resolved that debtors should pay their debts into the treasury, and that the
state should meet the creditors' interest out of its revenues until its former
Mausolus lord of Caria
received from the King of Persia1
a demand for tribute. Therefore he summoned the wealthiest men in
his dominion, and told them that the King was asking for the tribute, and he had
not the means of paying it. Men whom he had previously suborned at once came
forward and declared what each was ready to contribute. With this example before
them, they who were wealthier than these, partly in shame and partly in alarm,
promised and paid much larger sums than the others.
Being again in lack of funds, Mausolus summoned a public meeting of the people
of Mylassa and told them that the King of Persia
was preparing to attack him; and that Mylassa his capital
city was unfortified. He therefore bade the citizens contribute each as
liberally as he could, saying that what they now paid in would afford security
to the rest of their possessions. By these means he obtained large
contributions. But though he kept the money, he declared that heaven, for the
present, forbade the building of the walls.
Condalus, who was a
lieutenant-governor under Mausolus, whenever on his progress through the country
he was presented with a sheep,
or a calf, had a record made of the donor's name and of the date.

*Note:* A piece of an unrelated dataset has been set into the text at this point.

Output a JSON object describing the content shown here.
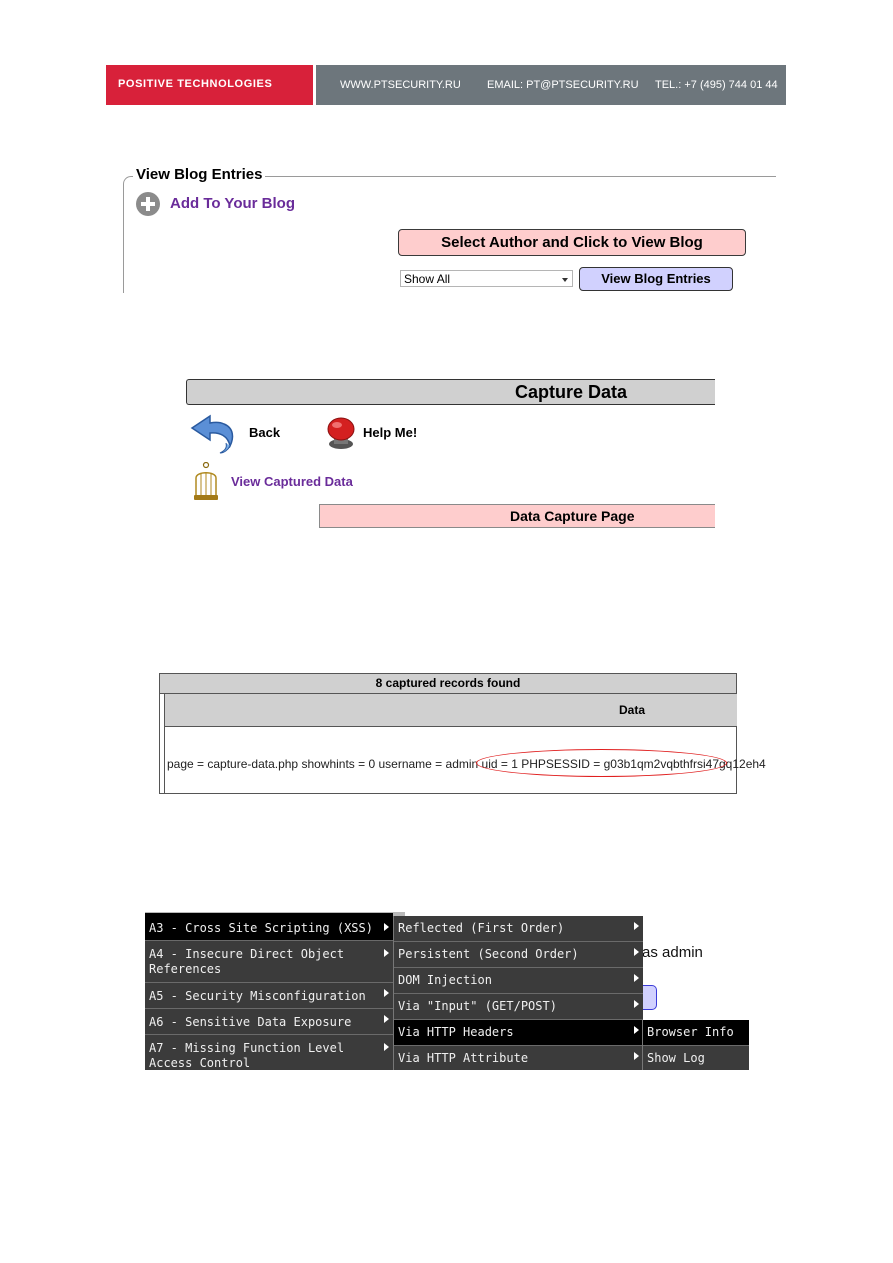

He then bade
the man take the beast home and keep it until he should again pass that way.
After what he considered a sufficient interval, he would demand the beast
together with such profits as he reckoned it had produced. All trees, too, which
projected over the king's highway, or fell thereon, he sold as profits accruing
to the State.
When one of his soldiers died, he
charged a drachma for the right of passing the body through the gates. This was
not only a source of revenue, but a check on the commanders, who were thus
prevented from falsifying the date of the man's death.
Noticing that the Lycians were fond of wearing their hair long,
Condalus proclaimed that a dispatch had arrived from the King ordering him to
send hair to make forelocks for his horses; and that Mausolus had therefore
instructed him to shave their heads. However, if they would pay him a fixed sum
per head, he would send to Greece
hair. They were glad to comply with his demand, and a large sum was collected,
the number of those taxed being great.
Aristoteles of Rhodes
when governor of Phocaea
, found himself in need of funds. Noticing that there
were at Phocaea
two opposing parties,
he held a secret conference with one of them,